Looking for ways to help your kids look outside themselves in the giving season? It’s very easy for younger children to be especially focused on the gifts they receive in December, rather than the gifts they give. Here are ten ways we’ve seen parents engage kids of all ages and give one of the greatest gifts of all: generosity.
1. Give them each a dollar amount to give away. Pick an amount corresponding to their age – perhaps $5, $10 or $50 times their age – and let them choose from a list of nonprofits. My favorite part of this strategy is seeing how each child’s unique personality influences his or her choice individually.
2. Identify a needy family and give to them anonymously. Organizations like Helping Hands Ministries make it possible to turn needs you see into needs you meet. This idea teaches your kids to be aware of needs existing around them.
3. Let them choose a specific way to help the developing world. A number of organizations allow you to identify specific items to give. For instance, through World Vision’s Christmas Giving Catalogue your kids could choose from hundreds of gifts: seeds and tools for farmers in Haiti ($30), vocational training for sexually exploited girls in Thailand ($35), or a goat for a needy family in Uganda ($75).
4. Volunteer as a family at a local shelter or ministry. Over two-thirds of volunteering adults began giving their time as young people, so get your kids hooked! My extended family served the homeless at Hope Faith Ministries last Christmas, and we were still talking about it this last Thanksgiving. In addition to helping the nonprofit, it gets us out of the house – and serving – together.

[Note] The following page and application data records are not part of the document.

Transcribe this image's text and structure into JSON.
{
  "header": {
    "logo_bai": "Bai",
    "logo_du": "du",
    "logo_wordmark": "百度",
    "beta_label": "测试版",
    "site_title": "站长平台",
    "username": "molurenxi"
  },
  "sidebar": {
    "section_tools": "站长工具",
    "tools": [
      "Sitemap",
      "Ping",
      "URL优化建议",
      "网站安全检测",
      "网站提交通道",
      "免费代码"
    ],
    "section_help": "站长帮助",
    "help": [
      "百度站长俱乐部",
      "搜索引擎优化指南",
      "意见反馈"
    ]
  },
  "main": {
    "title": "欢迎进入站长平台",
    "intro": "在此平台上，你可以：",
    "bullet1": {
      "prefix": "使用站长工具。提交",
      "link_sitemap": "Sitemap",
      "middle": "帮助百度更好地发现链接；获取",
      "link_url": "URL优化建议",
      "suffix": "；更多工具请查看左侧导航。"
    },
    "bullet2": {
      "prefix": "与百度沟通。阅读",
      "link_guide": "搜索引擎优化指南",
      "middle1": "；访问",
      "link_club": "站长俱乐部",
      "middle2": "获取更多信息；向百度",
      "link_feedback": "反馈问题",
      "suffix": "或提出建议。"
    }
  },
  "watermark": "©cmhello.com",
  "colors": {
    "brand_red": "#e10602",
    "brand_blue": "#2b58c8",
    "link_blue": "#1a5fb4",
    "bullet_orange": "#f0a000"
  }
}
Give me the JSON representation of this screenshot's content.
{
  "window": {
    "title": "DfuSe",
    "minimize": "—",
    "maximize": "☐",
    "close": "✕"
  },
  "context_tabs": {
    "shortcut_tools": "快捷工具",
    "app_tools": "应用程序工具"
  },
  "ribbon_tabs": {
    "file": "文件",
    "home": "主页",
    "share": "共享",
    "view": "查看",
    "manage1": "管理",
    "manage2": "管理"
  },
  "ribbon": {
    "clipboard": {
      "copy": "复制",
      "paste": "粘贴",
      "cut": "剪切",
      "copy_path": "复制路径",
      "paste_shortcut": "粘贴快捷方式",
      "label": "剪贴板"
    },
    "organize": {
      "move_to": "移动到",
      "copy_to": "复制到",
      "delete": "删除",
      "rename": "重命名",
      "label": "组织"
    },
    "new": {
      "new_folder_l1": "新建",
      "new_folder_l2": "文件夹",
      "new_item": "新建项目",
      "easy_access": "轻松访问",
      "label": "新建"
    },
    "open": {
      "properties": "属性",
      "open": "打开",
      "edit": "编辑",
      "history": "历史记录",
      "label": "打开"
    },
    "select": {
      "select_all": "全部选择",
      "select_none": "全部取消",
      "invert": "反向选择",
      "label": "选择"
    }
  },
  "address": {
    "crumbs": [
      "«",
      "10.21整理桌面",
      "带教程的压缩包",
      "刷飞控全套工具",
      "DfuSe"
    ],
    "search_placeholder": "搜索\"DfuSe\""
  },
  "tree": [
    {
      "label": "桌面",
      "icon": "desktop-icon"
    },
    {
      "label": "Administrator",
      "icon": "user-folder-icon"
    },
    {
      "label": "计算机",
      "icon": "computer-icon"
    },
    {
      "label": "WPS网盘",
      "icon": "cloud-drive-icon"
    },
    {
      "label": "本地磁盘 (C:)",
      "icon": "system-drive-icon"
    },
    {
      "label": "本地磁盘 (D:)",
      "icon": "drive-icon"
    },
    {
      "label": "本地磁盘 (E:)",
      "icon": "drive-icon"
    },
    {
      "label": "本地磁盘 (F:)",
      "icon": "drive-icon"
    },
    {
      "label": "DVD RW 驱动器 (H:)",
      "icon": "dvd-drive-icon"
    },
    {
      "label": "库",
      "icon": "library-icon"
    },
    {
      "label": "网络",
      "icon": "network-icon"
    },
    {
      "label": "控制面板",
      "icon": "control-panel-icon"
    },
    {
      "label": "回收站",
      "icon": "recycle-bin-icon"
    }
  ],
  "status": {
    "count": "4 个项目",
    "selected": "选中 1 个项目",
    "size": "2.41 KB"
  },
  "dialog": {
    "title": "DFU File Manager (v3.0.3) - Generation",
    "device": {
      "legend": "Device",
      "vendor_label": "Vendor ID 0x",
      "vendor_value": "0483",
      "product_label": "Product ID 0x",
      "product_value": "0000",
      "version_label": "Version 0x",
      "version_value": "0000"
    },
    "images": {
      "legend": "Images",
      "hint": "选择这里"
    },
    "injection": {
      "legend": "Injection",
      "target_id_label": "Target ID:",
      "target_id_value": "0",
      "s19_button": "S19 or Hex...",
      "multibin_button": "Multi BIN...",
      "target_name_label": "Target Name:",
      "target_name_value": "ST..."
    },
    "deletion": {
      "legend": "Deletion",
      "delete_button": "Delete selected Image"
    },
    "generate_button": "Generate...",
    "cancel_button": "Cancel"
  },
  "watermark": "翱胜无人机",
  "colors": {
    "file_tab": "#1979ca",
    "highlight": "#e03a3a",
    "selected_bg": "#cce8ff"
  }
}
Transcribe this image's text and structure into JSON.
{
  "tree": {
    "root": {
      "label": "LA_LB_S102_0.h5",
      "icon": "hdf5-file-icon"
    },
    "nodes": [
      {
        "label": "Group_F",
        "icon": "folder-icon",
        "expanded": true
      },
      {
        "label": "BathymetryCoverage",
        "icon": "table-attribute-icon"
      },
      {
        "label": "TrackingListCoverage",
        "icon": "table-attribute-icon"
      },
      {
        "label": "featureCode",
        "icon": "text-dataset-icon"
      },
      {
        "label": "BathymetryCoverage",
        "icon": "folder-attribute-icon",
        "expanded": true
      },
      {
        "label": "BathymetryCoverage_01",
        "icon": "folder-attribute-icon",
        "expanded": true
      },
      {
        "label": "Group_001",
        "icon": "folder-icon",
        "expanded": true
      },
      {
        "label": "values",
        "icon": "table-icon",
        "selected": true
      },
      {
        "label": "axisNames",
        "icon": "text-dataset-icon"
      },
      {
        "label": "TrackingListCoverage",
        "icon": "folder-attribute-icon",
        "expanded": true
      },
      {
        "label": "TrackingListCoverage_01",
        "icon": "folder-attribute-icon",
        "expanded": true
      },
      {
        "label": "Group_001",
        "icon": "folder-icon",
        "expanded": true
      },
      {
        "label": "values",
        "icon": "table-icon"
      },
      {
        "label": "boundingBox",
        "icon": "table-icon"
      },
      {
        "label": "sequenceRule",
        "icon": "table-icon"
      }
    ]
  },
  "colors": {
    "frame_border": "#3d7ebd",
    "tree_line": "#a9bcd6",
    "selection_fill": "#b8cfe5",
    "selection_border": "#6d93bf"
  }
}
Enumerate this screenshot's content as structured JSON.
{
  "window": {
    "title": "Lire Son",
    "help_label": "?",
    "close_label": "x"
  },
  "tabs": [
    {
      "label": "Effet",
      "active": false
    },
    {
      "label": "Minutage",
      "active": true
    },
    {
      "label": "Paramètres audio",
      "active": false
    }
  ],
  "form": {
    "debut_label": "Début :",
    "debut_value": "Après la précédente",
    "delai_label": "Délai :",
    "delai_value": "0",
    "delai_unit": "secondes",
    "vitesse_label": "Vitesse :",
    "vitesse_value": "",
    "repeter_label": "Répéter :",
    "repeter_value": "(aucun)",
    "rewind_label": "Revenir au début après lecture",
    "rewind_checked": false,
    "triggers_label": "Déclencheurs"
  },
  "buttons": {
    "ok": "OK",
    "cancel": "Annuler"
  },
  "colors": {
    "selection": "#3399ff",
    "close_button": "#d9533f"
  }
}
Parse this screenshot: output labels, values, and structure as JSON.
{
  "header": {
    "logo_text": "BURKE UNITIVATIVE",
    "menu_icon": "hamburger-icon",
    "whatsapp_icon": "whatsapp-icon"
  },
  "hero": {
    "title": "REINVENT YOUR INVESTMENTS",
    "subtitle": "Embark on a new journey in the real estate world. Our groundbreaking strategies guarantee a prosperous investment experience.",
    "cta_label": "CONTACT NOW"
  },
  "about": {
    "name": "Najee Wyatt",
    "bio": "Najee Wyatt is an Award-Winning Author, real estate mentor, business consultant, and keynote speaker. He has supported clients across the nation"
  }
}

5. Setup Giving Funds for them to “spend”. Start a Servant Giving Fund for each of your children. This acts as a designated giving account, allowing them to make ongoing decisions about how they give. Suggest they each write about their giving experiences and choices, then share next time you’re together as a family.
6. Help them sponsor a child their age. Compassion International and similar organizations allow you to learn about the child you’re helping. Trading letters with sponsored children can be impactful for writer and reader. Smaller organizations like Africa New Life and Oceans of Mercy work in specific communities, allowing you to track progress and grow your style of giving as your kids grow.
7. Make your giving decisions as a family. Whether you’re giving $100 or $100,000 this year, have a conversation about the organizations you support. Ask your kids to dream about how they would give away a million dollars. Pray as a family about what God would like you to do.
8. Let them buy a favorite toy to give to a child in need. Participate in Toys for Tots or send gifts to the kids of your missionaries. Locally, Operation Breakthrough has a program through which families can provide gifts and a Christmas meal for struggling families in the Kansas City area.
9. Send cards of encouragement. For younger children, help them make cards to send to troops serving, missionaries with your church, or local servants like firemen and police. Create artwork or bake goodies together to encourage the recipients.
10. Match their gifts. If your children are adults, challenge them by matching the dollars they give. This allows you to get involved but also helps them work through their own budgeting and giving decisions.